Examining The Tight End Position In Seattle

Century Link Stadium Seattle Seahawks Week 2
Century Link Stadium, Home of the Seattle Seahawks. Photo Credit: Brett Monroe - Under Creative Commons License.

This offseason brought the departure of tight ends Jimmy Graham and Luke Willson from the Seattle Seahawks. It’s unfortunate that the team was never able to reach the Super Bowl with a healthy Graham and many fans will miss the Wilson to Willson connection. Nevertheless, life must go on. Let’s take a look at the upcoming tight end class and what we can expect from them over in the Emerald City.

Examining The Tight End Position In Seattle

Prospect On The Chopping Block

The Seahawks currently have five tight ends signed on the roster. Of the five, three have yet to make a reception on an NFL field.

Let’s start by looking at Tyrone Swoopes. He was first signed as a rookie free agent back in the 2017 offseason. Originally a University of Texas Longhorn quarterback, Swoopes has had some trouble transitioning to the tight end position. He can’t be blamed though being that he’s never played the position before in his life. Though he was able to make his debut last year against the Cardinals, Swoopes will most certainly be a backup if he’s not resigned to the practice squad.

2018 Rookies

The most recent addition to Seattle’s tight end core is Clayton Wilson who was signed back in May during a rookie minicamp tryout. In his collegiate career, Wilson had 80 receptions for 694 yards and six touchdowns. Pete Carroll and co. have a good eye for seeing potential in undrafted rookies. Perhaps Wilson will end up a better fit for special teams but as of now, the coaching staff is throwing him in the mix of tight ends to find the right fit.

Washington Husky, Will Dissly was selected in the fourth round of the draft. A former defensive end, Dissly has the potential to be a strong blocking tight end. Even as a backup he could provide the right help Seattle needs to get back to a run-first offense. Not to mention, he shows decent hands as he made 21 receptions for 289 yards and two touchdowns his senior year.

The Vet Vs. The Young Gun

There’s a potential showdown in terms of who will be the starting tight end. Seattle could go with two tight ends in their initial formations but recent history shows them going with one.

Back in March, the Seahawks signed veteran Ed Dickson. With Graham and Willson out, Dickson holds the advantage in being used in the starting lineup. Last year Dickson recorded 30 receptions for 437 yards and a catch-percentage of 62.5%. During his time with the Panthers, Dickson picked up the slack when Greg Olson suffered a broken foot. Joining the Seahawks gives Dickson the chance to secure a starting position and show off his experience.

Looking to take the job though, is Nick Vannett. He’s starting his third year with the team and has been the 3rd option behind the now-gone Graham and Willson. Vannett showed promise during a rookie year that was cut short by an ankle injury. Though he hasn’t been a consistent target he’s done quite well when he’s in and targeted. With an 80% catch rate and an average of over 10 yards per reception, Vannett looks poised to stand out.
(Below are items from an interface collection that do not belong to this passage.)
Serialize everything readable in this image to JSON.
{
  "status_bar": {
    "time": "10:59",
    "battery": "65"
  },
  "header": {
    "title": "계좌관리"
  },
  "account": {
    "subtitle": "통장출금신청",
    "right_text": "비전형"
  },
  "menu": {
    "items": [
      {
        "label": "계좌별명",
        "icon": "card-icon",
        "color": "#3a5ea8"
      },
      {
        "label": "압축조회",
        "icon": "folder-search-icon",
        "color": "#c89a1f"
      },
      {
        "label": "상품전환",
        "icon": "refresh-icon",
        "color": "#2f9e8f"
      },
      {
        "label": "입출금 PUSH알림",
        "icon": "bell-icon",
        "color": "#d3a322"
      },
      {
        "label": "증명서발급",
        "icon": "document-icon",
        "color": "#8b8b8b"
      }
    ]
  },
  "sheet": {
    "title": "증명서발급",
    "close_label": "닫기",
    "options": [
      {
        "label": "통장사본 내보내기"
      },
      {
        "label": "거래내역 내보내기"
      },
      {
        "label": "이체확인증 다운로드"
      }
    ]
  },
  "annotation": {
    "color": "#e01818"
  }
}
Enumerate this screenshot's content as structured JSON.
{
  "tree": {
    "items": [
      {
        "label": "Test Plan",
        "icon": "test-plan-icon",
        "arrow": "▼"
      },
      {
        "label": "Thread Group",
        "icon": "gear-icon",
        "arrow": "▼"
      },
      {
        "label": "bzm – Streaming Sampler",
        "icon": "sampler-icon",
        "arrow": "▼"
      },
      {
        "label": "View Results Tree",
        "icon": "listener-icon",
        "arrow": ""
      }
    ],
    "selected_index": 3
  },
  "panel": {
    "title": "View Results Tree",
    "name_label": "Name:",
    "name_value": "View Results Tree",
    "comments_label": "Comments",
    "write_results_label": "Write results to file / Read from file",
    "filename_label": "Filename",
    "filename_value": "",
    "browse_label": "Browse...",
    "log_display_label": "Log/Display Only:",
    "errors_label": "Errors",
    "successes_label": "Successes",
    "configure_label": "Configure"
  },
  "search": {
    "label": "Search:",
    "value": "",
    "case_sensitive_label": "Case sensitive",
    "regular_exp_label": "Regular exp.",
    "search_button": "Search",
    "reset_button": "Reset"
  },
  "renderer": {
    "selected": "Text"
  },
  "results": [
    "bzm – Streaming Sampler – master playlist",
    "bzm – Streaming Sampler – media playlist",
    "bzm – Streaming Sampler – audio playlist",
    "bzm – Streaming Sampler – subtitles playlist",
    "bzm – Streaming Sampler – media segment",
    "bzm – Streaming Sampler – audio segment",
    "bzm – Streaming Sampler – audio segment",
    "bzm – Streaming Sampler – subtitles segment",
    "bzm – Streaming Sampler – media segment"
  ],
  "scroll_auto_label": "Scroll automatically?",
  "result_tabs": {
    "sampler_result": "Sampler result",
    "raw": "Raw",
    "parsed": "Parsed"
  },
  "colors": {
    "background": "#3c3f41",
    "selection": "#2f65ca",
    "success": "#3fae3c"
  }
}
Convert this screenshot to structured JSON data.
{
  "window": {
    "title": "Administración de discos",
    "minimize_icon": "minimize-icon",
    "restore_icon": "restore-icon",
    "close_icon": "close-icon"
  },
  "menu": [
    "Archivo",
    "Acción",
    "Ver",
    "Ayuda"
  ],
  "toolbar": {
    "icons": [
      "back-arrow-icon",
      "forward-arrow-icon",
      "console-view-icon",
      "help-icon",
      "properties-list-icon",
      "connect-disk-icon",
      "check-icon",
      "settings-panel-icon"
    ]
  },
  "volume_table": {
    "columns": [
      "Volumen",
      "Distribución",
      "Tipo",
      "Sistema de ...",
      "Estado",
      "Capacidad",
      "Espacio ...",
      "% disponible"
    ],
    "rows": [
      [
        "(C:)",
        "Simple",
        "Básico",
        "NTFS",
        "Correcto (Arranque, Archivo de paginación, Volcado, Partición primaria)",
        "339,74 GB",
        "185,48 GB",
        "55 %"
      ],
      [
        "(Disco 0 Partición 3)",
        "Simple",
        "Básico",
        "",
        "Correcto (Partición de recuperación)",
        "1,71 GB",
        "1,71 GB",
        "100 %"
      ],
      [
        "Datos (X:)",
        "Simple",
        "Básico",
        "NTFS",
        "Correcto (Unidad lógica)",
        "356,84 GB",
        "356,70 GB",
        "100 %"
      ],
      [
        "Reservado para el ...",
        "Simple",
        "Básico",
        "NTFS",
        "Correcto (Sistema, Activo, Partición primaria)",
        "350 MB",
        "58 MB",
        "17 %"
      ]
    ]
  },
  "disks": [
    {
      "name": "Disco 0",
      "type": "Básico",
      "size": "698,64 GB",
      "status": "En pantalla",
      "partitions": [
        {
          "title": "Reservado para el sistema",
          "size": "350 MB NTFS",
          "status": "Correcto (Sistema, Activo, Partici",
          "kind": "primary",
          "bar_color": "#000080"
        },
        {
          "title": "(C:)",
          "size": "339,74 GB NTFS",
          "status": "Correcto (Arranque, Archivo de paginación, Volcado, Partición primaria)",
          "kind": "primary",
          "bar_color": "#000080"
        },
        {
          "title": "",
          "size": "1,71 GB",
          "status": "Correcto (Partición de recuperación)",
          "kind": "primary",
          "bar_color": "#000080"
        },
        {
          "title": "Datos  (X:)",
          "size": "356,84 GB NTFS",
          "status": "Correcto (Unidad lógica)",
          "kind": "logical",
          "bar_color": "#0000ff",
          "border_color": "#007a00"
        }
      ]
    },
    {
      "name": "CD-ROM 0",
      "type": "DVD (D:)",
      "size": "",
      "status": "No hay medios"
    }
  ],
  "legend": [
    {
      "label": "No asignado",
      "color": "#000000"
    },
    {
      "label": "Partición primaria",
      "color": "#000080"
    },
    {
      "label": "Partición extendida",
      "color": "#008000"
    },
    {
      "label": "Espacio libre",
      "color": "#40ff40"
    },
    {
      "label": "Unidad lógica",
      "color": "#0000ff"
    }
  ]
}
Fresh Routes In A New Offensive System

All in all, the end result of Seattle’s tight end situation will depend on what new offensive coordinator, Brian Schottenheimer needs. Mid-range passes from the Air Coryell offense that Schottenheimer is known for will make this a battle of who’s faster and who’s got the most dependable hands. On the other hand, a run-first offense will demand a good blocking tight end. This option seems more likely given Seattle’s history and the recent first-round pick of Rashaad Penny. The good thing going for the Seahawks is that they’ve got options to work with. In a way, finally moving on from the Graham situation opens up fresh possibilities for this key position that can do more good than harm.